[Entries taken from a collection]
◇ ◇ ◇ ◇ ◇

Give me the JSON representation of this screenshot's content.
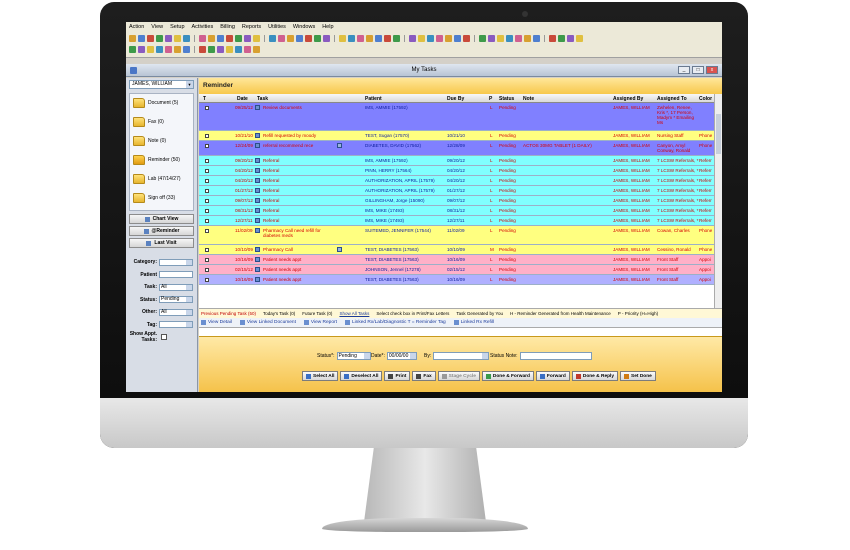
{
  "menu": [
    "Action",
    "View",
    "Setup",
    "Activities",
    "Billing",
    "Reports",
    "Utilities",
    "Windows",
    "Help"
  ],
  "window": {
    "title": "My Tasks",
    "buttons": [
      "_",
      "□",
      "x"
    ]
  },
  "user": "JAMES, WILLIAM",
  "section_title": "Reminder",
  "folders": [
    {
      "label": "Document (5)"
    },
    {
      "label": "Fax (0)"
    },
    {
      "label": "Note (0)"
    },
    {
      "label": "Reminder (50)"
    },
    {
      "label": "Lab (47/14/27)"
    },
    {
      "label": "Sign off (33)"
    }
  ],
  "side_buttons": [
    "Chart View",
    "@Reminder",
    "Last Visit"
  ],
  "filters": [
    {
      "label": "Category:",
      "value": ""
    },
    {
      "label": "Patient",
      "value": ""
    },
    {
      "label": "Task:",
      "value": "All"
    },
    {
      "label": "Status:",
      "value": "Pending"
    },
    {
      "label": "Other:",
      "value": "All"
    },
    {
      "label": "Tag:",
      "value": ""
    },
    {
      "label": "Show Appt. Tasks:",
      "value": ""
    }
  ],
  "columns": [
    "T",
    "Date",
    "Task",
    "Patient",
    "Due By",
    "P",
    "Status",
    "Note",
    "Assigned By",
    "Assigned To",
    "Color"
  ],
  "colors": {
    "purple": "#8080ff",
    "yellow": "#ffff80",
    "cyan": "#80ffff",
    "pink": "#ffb0c8",
    "lavender": "#b0b0ff",
    "red_text": "#d40000",
    "blue_text": "#1020a0"
  },
  "rows": [
    {
      "color": "purple",
      "text": "red_text",
      "tall": 3,
      "date": "09/25/12",
      "task": "Review documents",
      "patient": "IMS, AMMIE (17592)",
      "due": "",
      "p": "L",
      "status": "Pending",
      "note": "",
      "by": "JAMES, WILLIAM",
      "to": "Zwhelen, Renee, Kris *, 17 Person, Madym * Emailing Ms",
      "color_col": ""
    },
    {
      "color": "yellow",
      "text": "red_text",
      "tall": 1,
      "date": "10/21/10",
      "task": "Refill requested by moody",
      "patient": "TEST, Sugan (17570)",
      "due": "10/21/10",
      "p": "L",
      "status": "Pending",
      "note": "",
      "by": "JAMES, WILLIAM",
      "to": "Nursing Staff",
      "color_col": "Phone"
    },
    {
      "color": "purple",
      "text": "red_text",
      "tall": 1.5,
      "date": "12/24/09",
      "task": "referral recommend rece",
      "patient": "DIABETES, DAVID (17562)",
      "due": "12/28/09",
      "p": "L",
      "status": "Pending",
      "note": "ACTOS 30MG TABLET (1 DAILY)",
      "by": "JAMES, WILLIAM",
      "to": "Canyon, Amyl Conway, Ronald",
      "color_col": "Phone"
    },
    {
      "color": "cyan",
      "text": "red_text",
      "tall": 1,
      "date": "09/20/12",
      "task": "Referral",
      "patient": "IMS, AMMIE (17592)",
      "due": "09/20/12",
      "p": "L",
      "status": "Pending",
      "note": "",
      "by": "JAMES, WILLIAM",
      "to": "7 LCSW Referrals, *",
      "color_col": "Referr"
    },
    {
      "color": "cyan",
      "text": "red_text",
      "tall": 1,
      "date": "04/20/12",
      "task": "Referral",
      "patient": "PINN, HERRY (17564)",
      "due": "04/20/12",
      "p": "L",
      "status": "Pending",
      "note": "",
      "by": "JAMES, WILLIAM",
      "to": "7 LCSW Referrals, *",
      "color_col": "Referr"
    },
    {
      "color": "cyan",
      "text": "red_text",
      "tall": 1,
      "date": "04/20/12",
      "task": "Referral",
      "patient": "AUTHORIZATION, APRIL (17579)",
      "due": "04/20/12",
      "p": "L",
      "status": "Pending",
      "note": "",
      "by": "JAMES, WILLIAM",
      "to": "7 LCSW Referrals, *",
      "color_col": "Referr"
    },
    {
      "color": "cyan",
      "text": "red_text",
      "tall": 1,
      "date": "01/27/12",
      "task": "Referral",
      "patient": "AUTHORIZATION, APRIL (17579)",
      "due": "01/27/12",
      "p": "L",
      "status": "Pending",
      "note": "",
      "by": "JAMES, WILLIAM",
      "to": "7 LCSW Referrals, *",
      "color_col": "Referr"
    },
    {
      "color": "cyan",
      "text": "red_text",
      "tall": 1,
      "date": "09/07/12",
      "task": "Referral",
      "patient": "GILLINGHAM, Jorge (15090)",
      "due": "09/07/12",
      "p": "L",
      "status": "Pending",
      "note": "",
      "by": "JAMES, WILLIAM",
      "to": "7 LCSW Referrals, *",
      "color_col": "Referr"
    },
    {
      "color": "cyan",
      "text": "red_text",
      "tall": 1,
      "date": "08/31/12",
      "task": "Referral",
      "patient": "IMS, MIKE (17493)",
      "due": "08/31/12",
      "p": "L",
      "status": "Pending",
      "note": "",
      "by": "JAMES, WILLIAM",
      "to": "7 LCSW Referrals, *",
      "color_col": "Referr"
    },
    {
      "color": "cyan",
      "text": "red_text",
      "tall": 1,
      "date": "12/27/11",
      "task": "Referral",
      "patient": "IMS, MIKE (17493)",
      "due": "12/27/11",
      "p": "L",
      "status": "Pending",
      "note": "",
      "by": "JAMES, WILLIAM",
      "to": "7 LCSW Referrals, *",
      "color_col": "Referr"
    },
    {
      "color": "yellow",
      "text": "red_text",
      "tall": 2,
      "date": "11/02/09",
      "task": "Pharmacy Call need refill for diabetes meds",
      "patient": "SUITEMED, JENNIFER (17544)",
      "due": "11/02/09",
      "p": "L",
      "status": "Pending",
      "note": "",
      "by": "JAMES, WILLIAM",
      "to": "Cowan, Charles",
      "color_col": "Phone"
    },
    {
      "color": "yellow",
      "text": "red_text",
      "tall": 1,
      "date": "10/10/09",
      "task": "Pharmacy Call",
      "patient": "TEST, DIABETES (17563)",
      "due": "10/10/09",
      "p": "M",
      "status": "Pending",
      "note": "",
      "by": "JAMES, WILLIAM",
      "to": "Cessino, Ronald",
      "color_col": "Phone"
    },
    {
      "color": "pink",
      "text": "red_text",
      "tall": 1,
      "date": "10/16/09",
      "task": "Patient needs appt",
      "patient": "TEST, DIABETES (17563)",
      "due": "10/16/09",
      "p": "L",
      "status": "Pending",
      "note": "",
      "by": "JAMES, WILLIAM",
      "to": "Front Staff",
      "color_col": "Appoi"
    },
    {
      "color": "pink",
      "text": "red_text",
      "tall": 1,
      "date": "02/15/12",
      "task": "Patient needs appt",
      "patient": "JOHNSON, Jennel (17278)",
      "due": "02/15/12",
      "p": "L",
      "status": "Pending",
      "note": "",
      "by": "JAMES, WILLIAM",
      "to": "Front Staff",
      "color_col": "Appoi"
    },
    {
      "color": "lavender",
      "text": "red_text",
      "tall": 1,
      "date": "10/16/09",
      "task": "Patient needs appt",
      "patient": "TEST, DIABETES (17563)",
      "due": "10/16/09",
      "p": "L",
      "status": "Pending",
      "note": "",
      "by": "JAMES, WILLIAM",
      "to": "Front Staff",
      "color_col": "Appoi"
    }
  ],
  "legend": {
    "prev": "Previous Pending Task (50)",
    "today": "Today's Task (0)",
    "future": "Future Task (0)",
    "show_all": "Show All Tasks",
    "select_check": "Select check box in Print/Fax Letters",
    "generated": "Task Generated by You",
    "health": "H - Reminder Generated from Health Maintenance",
    "priority": "P - Priority (H=High)"
  },
  "links": [
    "View Detail",
    "View Linked Document",
    "View Report",
    "Linked Rx/Lab/Diagnostic  T = Reminder Tag",
    "Linked Rx Refill"
  ],
  "status_bar": {
    "status_label": "Status*:",
    "status_value": "Pending",
    "date_label": "Date*:",
    "date_value": "00/00/00",
    "by_label": "By:",
    "by_value": "",
    "note_label": "Status Note:",
    "note_value": ""
  },
  "actions": [
    "Select All",
    "Deselect All",
    "Print",
    "Fax",
    "Stage Cycle",
    "Done & Forward",
    "Forward",
    "Done & Reply",
    "Set Done"
  ]
}
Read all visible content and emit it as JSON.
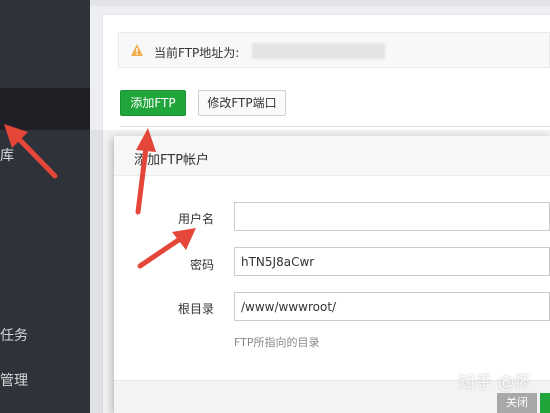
{
  "sidebar": {
    "items": [
      {
        "label": "库"
      },
      {
        "label": "任务"
      },
      {
        "label": "管理"
      }
    ]
  },
  "main": {
    "notice": {
      "label": "当前FTP地址为:"
    },
    "buttons": {
      "add_ftp": "添加FTP",
      "modify_port": "修改FTP端口"
    }
  },
  "dialog": {
    "title": "添加FTP帐户",
    "fields": {
      "username": {
        "label": "用户名",
        "value": ""
      },
      "password": {
        "label": "密码",
        "value": "hTN5J8aCwr"
      },
      "root": {
        "label": "根目录",
        "value": "/www/wwwroot/",
        "hint": "FTP所指向的目录"
      }
    },
    "footer": {
      "close_label": "关闭"
    }
  },
  "watermark": {
    "text": "知乎 @怀"
  },
  "colors": {
    "primary": "#20a53a",
    "sidebar": "#2f3238",
    "arrow": "#e4463a",
    "warning": "#f0ad4e"
  },
  "icons": {
    "warning": "warning-triangle-icon"
  }
}
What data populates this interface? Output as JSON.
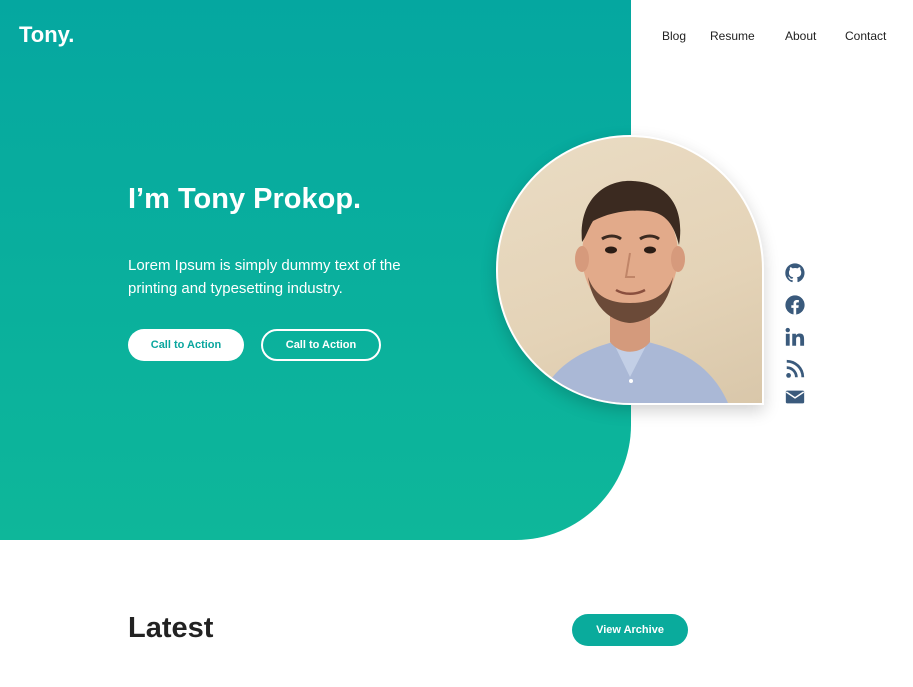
{
  "brand": {
    "logo": "Tony."
  },
  "nav": {
    "items": [
      "Blog",
      "Resume",
      "About",
      "Contact"
    ]
  },
  "hero": {
    "headline": "I’m Tony Prokop.",
    "subtext": "Lorem Ipsum is simply dummy text of the printing and typesetting industry.",
    "primary_button": "Call to Action",
    "secondary_button": "Call to Action"
  },
  "social": {
    "icons": [
      "github-icon",
      "facebook-icon",
      "linkedin-icon",
      "rss-icon",
      "email-icon"
    ],
    "color": "#3a5a7c"
  },
  "latest": {
    "heading": "Latest",
    "archive_button": "View Archive"
  },
  "colors": {
    "accent_gradient_top": "#05a7a0",
    "accent_gradient_bottom": "#0eb79a",
    "archive_button": "#0aab9c"
  }
}
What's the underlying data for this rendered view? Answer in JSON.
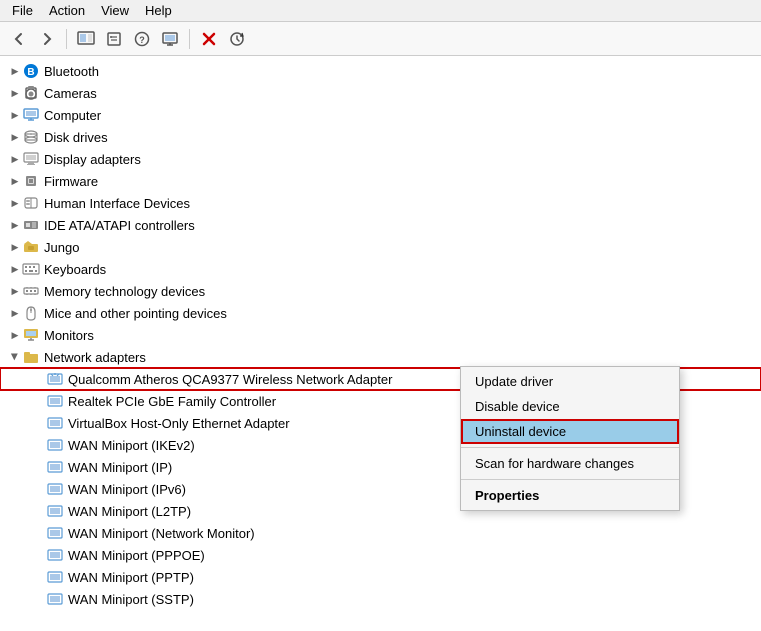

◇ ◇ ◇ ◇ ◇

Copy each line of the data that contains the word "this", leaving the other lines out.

Give me the JSON representation of this screenshot's content.
What data populates this interface? Output as JSON.
What's the underlying data for this rendered view? Answer in JSON.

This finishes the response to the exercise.